* THE PROBLEM
From the entries provided below, copy each line that contains the word "data".

===

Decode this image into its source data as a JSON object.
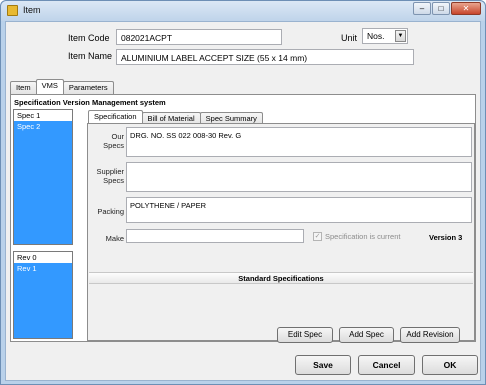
{
  "window": {
    "title": "Item",
    "controls": {
      "minimize": "–",
      "maximize": "□",
      "close": "✕"
    }
  },
  "header": {
    "item_code_label": "Item Code",
    "item_code_value": "082021ACPT",
    "unit_label": "Unit",
    "unit_value": "Nos.",
    "item_name_label": "Item Name",
    "item_name_value": "ALUMINIUM LABEL ACCEPT SIZE (55 x 14 mm)"
  },
  "main_tabs": [
    {
      "label": "Item"
    },
    {
      "label": "VMS"
    },
    {
      "label": "Parameters"
    }
  ],
  "vms": {
    "section_title": "Specification Version Management system",
    "specs": [
      "Spec 1",
      "Spec 2"
    ],
    "revisions": [
      "Rev 0",
      "Rev 1"
    ],
    "inner_tabs": [
      {
        "label": "Specification"
      },
      {
        "label": "Bill of Material"
      },
      {
        "label": "Spec Summary"
      }
    ],
    "our_specs_label_1": "Our",
    "our_specs_label_2": "Specs",
    "our_specs_value": "DRG. NO. SS 022 008-30 Rev. G",
    "supplier_specs_label_1": "Supplier",
    "supplier_specs_label_2": "Specs",
    "supplier_specs_value": "",
    "packing_label": "Packing",
    "packing_value": "POLYTHENE / PAPER",
    "make_label": "Make",
    "make_value": "",
    "current_label": "Specification is current",
    "current_checked": true,
    "version_text": "Version 3",
    "standard_specs_header": "Standard Specifications"
  },
  "actions": {
    "edit_spec": "Edit Spec",
    "add_spec": "Add Spec",
    "add_revision": "Add Revision"
  },
  "dialog_buttons": {
    "save": "Save",
    "cancel": "Cancel",
    "ok": "OK"
  },
  "colors": {
    "selection": "#3399ff",
    "window_frame": "#b9d1ea"
  }
}
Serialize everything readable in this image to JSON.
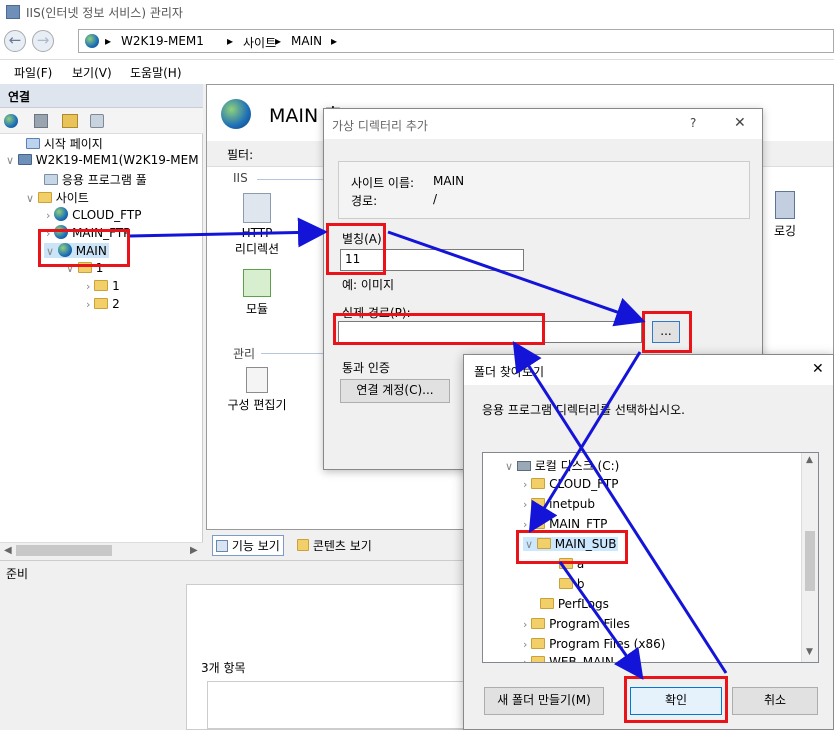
{
  "window": {
    "title": "IIS(인터넷 정보 서비스) 관리자"
  },
  "address": {
    "crumbs": [
      "W2K19-MEM1",
      "사이트",
      "MAIN"
    ]
  },
  "menu": {
    "items": [
      "파일(F)",
      "보기(V)",
      "도움말(H)"
    ]
  },
  "connections": {
    "header": "연결",
    "tree": {
      "start_page": "시작 페이지",
      "server": "W2K19-MEM1(W2K19-MEM",
      "app_pools": "응용 프로그램 풀",
      "sites": "사이트",
      "site1": "CLOUD_FTP",
      "site2": "MAIN_FTP",
      "site3": "MAIN",
      "child0": "1",
      "child1": "1",
      "child2": "2"
    }
  },
  "main": {
    "title": "MAIN 홈",
    "filter_label": "필터:",
    "group_iis": "IIS",
    "group_mgmt": "관리",
    "features": {
      "http_redirect_1": "HTTP",
      "http_redirect_2": "리디렉션",
      "modules": "모듈",
      "config_editor": "구성 편집기",
      "logging": "로깅"
    },
    "tabs": {
      "features_view": "기능 보기",
      "content_view": "콘텐츠 보기"
    }
  },
  "status": {
    "text": "준비"
  },
  "lower": {
    "items_count": "3개 항목"
  },
  "add_vdir_dialog": {
    "title": "가상 디렉터리 추가",
    "help": "?",
    "close": "✕",
    "site_name_label": "사이트 이름:",
    "site_name_value": "MAIN",
    "path_label": "경로:",
    "path_value": "/",
    "alias_label": "별칭(A):",
    "alias_value": "11",
    "example": "예: 이미지",
    "physical_path_label": "실제 경로(P):",
    "physical_path_value": "",
    "browse_button": "...",
    "passthrough_label": "통과 인증",
    "connect_as_button": "연결 계정(C)..."
  },
  "browse_folder_dialog": {
    "title": "폴더 찾아보기",
    "close": "✕",
    "instruction": "응용 프로그램 디렉터리를 선택하십시오.",
    "tree": {
      "drive": "로컬 디스크 (C:)",
      "f1": "CLOUD_FTP",
      "f2": "inetpub",
      "f3": "MAIN_FTP",
      "f4": "MAIN_SUB",
      "f4a": "a",
      "f4b": "b",
      "f5": "PerfLogs",
      "f6": "Program Files",
      "f7": "Program Files (x86)",
      "f8": "WEB_MAIN"
    },
    "new_folder_button": "새 폴더 만들기(M)",
    "ok_button": "확인",
    "cancel_button": "취소"
  },
  "colors": {
    "highlight_red": "#e8141a",
    "arrow_blue": "#1414d8"
  }
}
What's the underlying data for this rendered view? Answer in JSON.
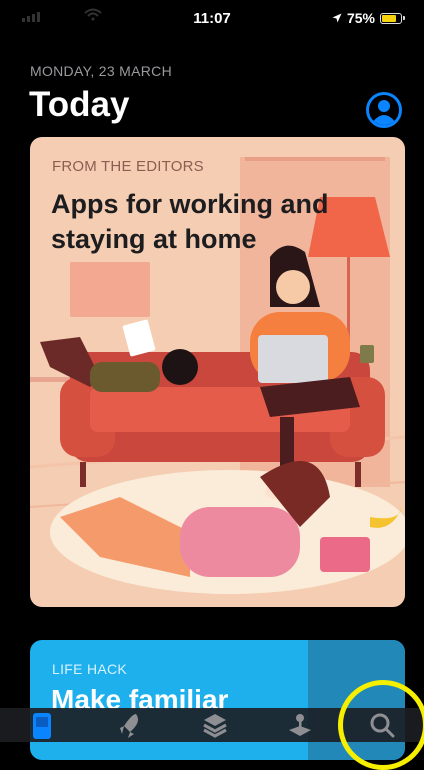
{
  "status_bar": {
    "time": "11:07",
    "battery": "75%"
  },
  "header": {
    "date": "MONDAY, 23 MARCH",
    "title": "Today"
  },
  "cards": [
    {
      "eyebrow": "FROM THE EDITORS",
      "headline": "Apps for working and staying at home"
    },
    {
      "eyebrow": "LIFE HACK",
      "headline": "Make familiar"
    }
  ],
  "tab_bar": {
    "tabs": [
      {
        "icon": "today-icon",
        "active": true
      },
      {
        "icon": "games-rocket-icon",
        "active": false
      },
      {
        "icon": "apps-stack-icon",
        "active": false
      },
      {
        "icon": "arcade-icon",
        "active": false
      },
      {
        "icon": "search-icon",
        "active": false,
        "highlighted": true
      }
    ]
  },
  "colors": {
    "accent": "#0a84ff",
    "highlight_ring": "#f7ef00",
    "battery": "#f7d20f",
    "card1_bg": "#f5cdb3",
    "card2_bg": "#1eb0ec"
  }
}
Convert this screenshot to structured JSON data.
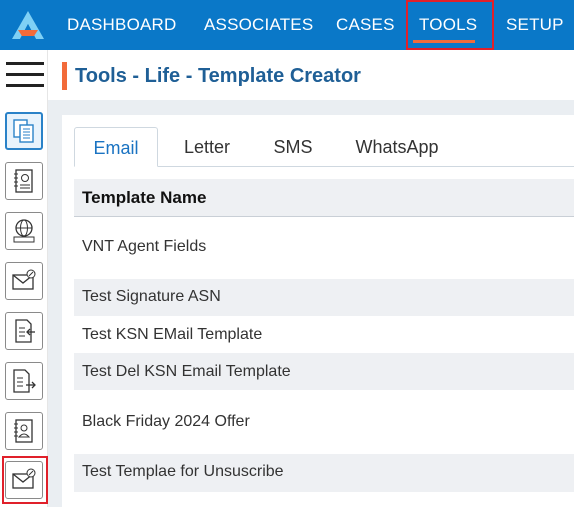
{
  "topnav": {
    "items": [
      {
        "label": "DASHBOARD"
      },
      {
        "label": "ASSOCIATES"
      },
      {
        "label": "CASES"
      },
      {
        "label": "TOOLS"
      },
      {
        "label": "SETUP"
      }
    ],
    "active": "TOOLS",
    "colors": {
      "bar": "#0a78c8",
      "accent": "#f26b3a",
      "highlight": "#e0202a"
    }
  },
  "sidebar": {
    "buttons": [
      {
        "icon": "documents-icon",
        "selected": true
      },
      {
        "icon": "contact-book-icon",
        "selected": false
      },
      {
        "icon": "web-globe-icon",
        "selected": false
      },
      {
        "icon": "email-send-icon",
        "selected": false
      },
      {
        "icon": "document-import-icon",
        "selected": false
      },
      {
        "icon": "document-export-icon",
        "selected": false
      },
      {
        "icon": "id-document-icon",
        "selected": false
      },
      {
        "icon": "email-template-icon",
        "selected": false,
        "highlighted": true
      }
    ]
  },
  "page": {
    "title": "Tools - Life - Template Creator"
  },
  "tabs": {
    "items": [
      "Email",
      "Letter",
      "SMS",
      "WhatsApp"
    ],
    "active": "Email"
  },
  "table": {
    "header": "Template Name",
    "rows": [
      "VNT Agent Fields",
      "Test Signature ASN",
      "Test KSN EMail Template",
      "Test Del KSN Email Template",
      "Black Friday 2024 Offer",
      "Test Templae for Unsuscribe"
    ]
  }
}
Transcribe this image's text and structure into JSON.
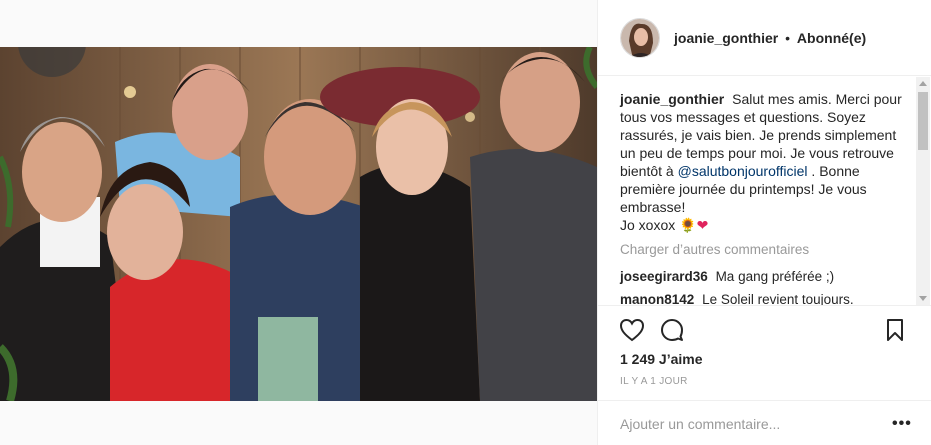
{
  "post": {
    "image_alt": "Group photo of six people smiling"
  },
  "header": {
    "username": "joanie_gonthier",
    "separator": "•",
    "follow_state": "Abonné(e)"
  },
  "caption": {
    "username": "joanie_gonthier",
    "text_before_mention": "Salut mes amis. Merci pour tous vos messages et questions. Soyez rassurés, je vais bien. Je prends simplement un peu de temps pour moi. Je vous retrouve bientôt à",
    "mention": "@salutbonjourofficiel",
    "text_after_mention": ". Bonne première journée du printemps! Je vous embrasse!",
    "signoff": "Jo xoxox",
    "emoji_flower": "🌻",
    "emoji_heart": "❤"
  },
  "load_more": "Charger d’autres commentaires",
  "comments": [
    {
      "username": "joseegirard36",
      "text": "Ma gang préférée ;)"
    },
    {
      "username": "manon8142",
      "text": "Le Soleil revient toujours."
    }
  ],
  "actions": {
    "icons": [
      "heart-icon",
      "comment-bubble-icon",
      "bookmark-icon"
    ]
  },
  "likes": "1 249 J’aime",
  "timestamp": "IL Y A 1 JOUR",
  "add_comment": {
    "placeholder": "Ajouter un commentaire...",
    "more_label": "•••"
  }
}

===

* RESULT FOR THIS TASK
Decode this image into its source data as a JSON object.
What's the underlying data for this rendered view? Answer in JSON.
Convert this screenshot to structured JSON data.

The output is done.